A new report by EPI Director of Trade and Manufacturing Policy Research Robert Scott, data analyst Zane Mokhiber, and research assistant Daniel Perez examines the economic output and employment implications of a two-pronged strategy for rebuilding the economy around high-wage jobs and American manufacturing. The authors find that rebalancing trade by expanding exports, and expanding public investments in infrastructure, clean energy, and energy efficiency, are the keys to generating at least 6.9 million good jobs, rebuilding American manufacturing and the U.S. economy.
The essential elements of this two-pronged strategy for rebuilding the domestic economy begin by first, adopting trade and industrial policies that dramatically boost U.S. exports and eliminate the U.S. trade deficit—now roughly $850 billion—within four years. This includes measures to end the overvaluation of the U.S. dollar and rebuild the competitiveness of U.S. manufacturing industries. The second element of the strategy is a four-year, $2 trillion program of investments in infrastructure, clean energy, and energy efficiency improvements. This would include investments of $70.2 billion per year in schools and broadband, which would have substantial social benefits.

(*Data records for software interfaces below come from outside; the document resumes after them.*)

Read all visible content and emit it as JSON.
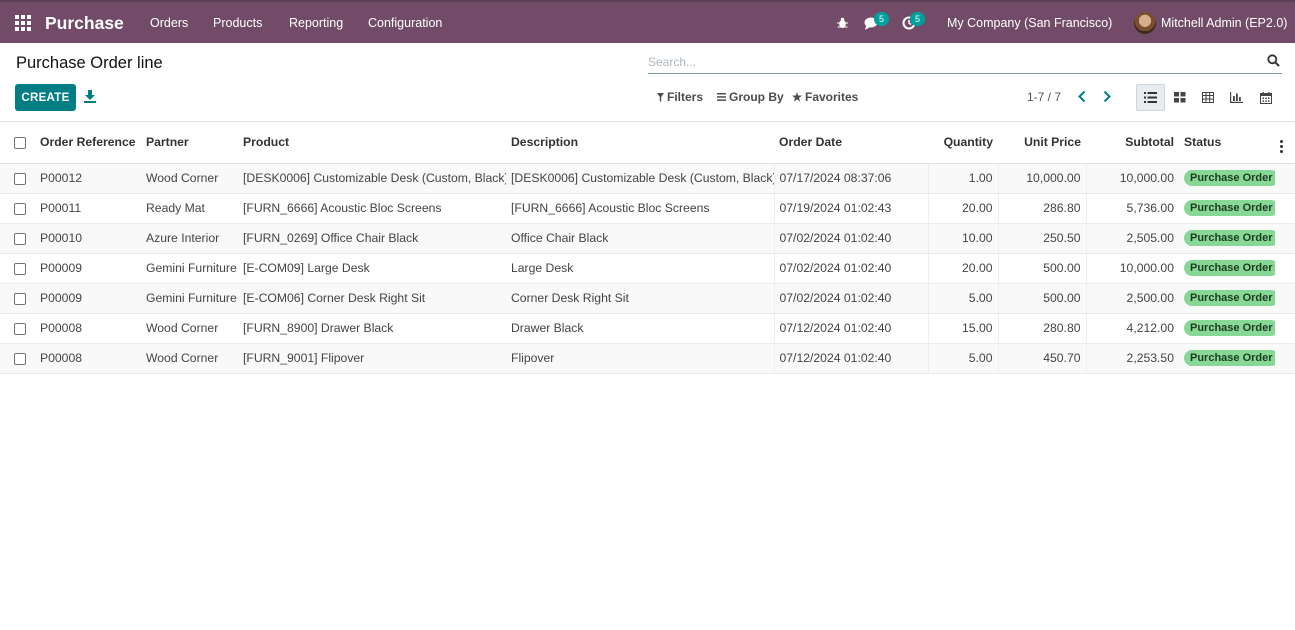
{
  "navbar": {
    "app_name": "Purchase",
    "menu": [
      "Orders",
      "Products",
      "Reporting",
      "Configuration"
    ],
    "messages_count": "5",
    "activities_count": "5",
    "company": "My Company (San Francisco)",
    "user": "Mitchell Admin (EP2.0)"
  },
  "control": {
    "title": "Purchase Order line",
    "search_placeholder": "Search...",
    "create_label": "CREATE",
    "filters_label": "Filters",
    "groupby_label": "Group By",
    "favorites_label": "Favorites",
    "pager": "1-7 / 7"
  },
  "table": {
    "columns": [
      "Order Reference",
      "Partner",
      "Product",
      "Description",
      "Order Date",
      "Quantity",
      "Unit Price",
      "Subtotal",
      "Status"
    ],
    "rows": [
      {
        "ref": "P00012",
        "partner": "Wood Corner",
        "product": "[DESK0006] Customizable Desk (Custom, Black)",
        "description": "[DESK0006] Customizable Desk (Custom, Black)",
        "date": "07/17/2024 08:37:06",
        "qty": "1.00",
        "price": "10,000.00",
        "subtotal": "10,000.00",
        "status": "Purchase Order"
      },
      {
        "ref": "P00011",
        "partner": "Ready Mat",
        "product": "[FURN_6666] Acoustic Bloc Screens",
        "description": "[FURN_6666] Acoustic Bloc Screens",
        "date": "07/19/2024 01:02:43",
        "qty": "20.00",
        "price": "286.80",
        "subtotal": "5,736.00",
        "status": "Purchase Order"
      },
      {
        "ref": "P00010",
        "partner": "Azure Interior",
        "product": "[FURN_0269] Office Chair Black",
        "description": "Office Chair Black",
        "date": "07/02/2024 01:02:40",
        "qty": "10.00",
        "price": "250.50",
        "subtotal": "2,505.00",
        "status": "Purchase Order"
      },
      {
        "ref": "P00009",
        "partner": "Gemini Furniture",
        "product": "[E-COM09] Large Desk",
        "description": "Large Desk",
        "date": "07/02/2024 01:02:40",
        "qty": "20.00",
        "price": "500.00",
        "subtotal": "10,000.00",
        "status": "Purchase Order"
      },
      {
        "ref": "P00009",
        "partner": "Gemini Furniture",
        "product": "[E-COM06] Corner Desk Right Sit",
        "description": "Corner Desk Right Sit",
        "date": "07/02/2024 01:02:40",
        "qty": "5.00",
        "price": "500.00",
        "subtotal": "2,500.00",
        "status": "Purchase Order"
      },
      {
        "ref": "P00008",
        "partner": "Wood Corner",
        "product": "[FURN_8900] Drawer Black",
        "description": "Drawer Black",
        "date": "07/12/2024 01:02:40",
        "qty": "15.00",
        "price": "280.80",
        "subtotal": "4,212.00",
        "status": "Purchase Order"
      },
      {
        "ref": "P00008",
        "partner": "Wood Corner",
        "product": "[FURN_9001] Flipover",
        "description": "Flipover",
        "date": "07/12/2024 01:02:40",
        "qty": "5.00",
        "price": "450.70",
        "subtotal": "2,253.50",
        "status": "Purchase Order"
      }
    ]
  },
  "colors": {
    "navbar": "#714b67",
    "primary": "#017e84",
    "status_badge": "#88d895",
    "badge": "#00a09d"
  }
}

“Job losses due to growing U.S. trade deficits hit manufacturing industries particularly hard, shrinking the share of middle-class jobs available to workers without a college degree,” said Scott. “By rebalancing our currency and investing in desperately needed infrastructure upgrades, as well as clean energy alternatives, we could create millions of good jobs during the economic recovery. This program will bring jobs those who need them the most.”
The authors find that surging exports and major investment in infrastructure, clean energy, and energy efficiency would support between 6.9 and 12.9 million U.S. jobs annually by 2024. Of the 6.9 million direct and indirect jobs, 2.5 million would be manufacturing jobs and at least 471,200 would be construction jobs. Because the jobs supported would be concentrated in high-wage manufacturing (36.4% of jobs supported) and construction industries (6.8% of jobs supported), this strategy would help rebuild U.S. manufacturing and restructure the domestic economy away from low-wage service-sector work.
“Our policymakers urgently need to confront climate change and the deep recession caused by a global pandemic. One way to do this is investing a substantial part of our budget to reduce our carbon emissions while also creating good jobs,” said Mokhiber. “We don’t have to choose between a strong economy or a healthy environment—we can have both.”
These stimulus policies would support large numbers of high-wage jobs with excellent benefits, especially for non-college educated workers, in durable goods industries including nonelectrical machinery (436,700 jobs), fabricated metal products (383,700 jobs), transportation equipment (343,800 jobs), electrical equipment (302,700 jobs), and primary metals (248,000 jobs). These estimates include substantial growth in motor vehicles and parts (188,800 jobs), aerospace products (127,600 jobs), and the steel industry (69,900 new jobs).
“Good jobs would be created across the country if policymakers make such an investment a top priority,” said Perez. “In particular, many states in the Midwest would gain thousands of good paying jobs that could revitalize communities that have been left behind by outsourcing and it is it is no accident that they stand to gain the most from a manufacturing-centered economic development program.”
This plan would support jobs in all 50 states and the District of Columbia and would be concentrated in regions that have been hardest hit by globalization, such as the upper Midwest, where trade deals like NAFTA and trade imbalances with China have caused manufacturing jobs to leave the region. The top 10 states in terms of jobs supported as a share of state employment are: Wisconsin (6.16%, 181,000 jobs), North Dakota (6.07%, 24,300 jobs), Indiana (5.95%, 185,900 jobs), Iowa (5.91%, 94,500 jobs), Wyoming (5.69%, 16,700 jobs), Oklahoma (5.62%, 98,200 jobs), South Dakota (5.61%, 24,600 jobs), Michigan (5.55%, 251,200 jobs), Ohio (5.51%, 302,400 jobs), and Kentucky (5.37%, 104,100 jobs).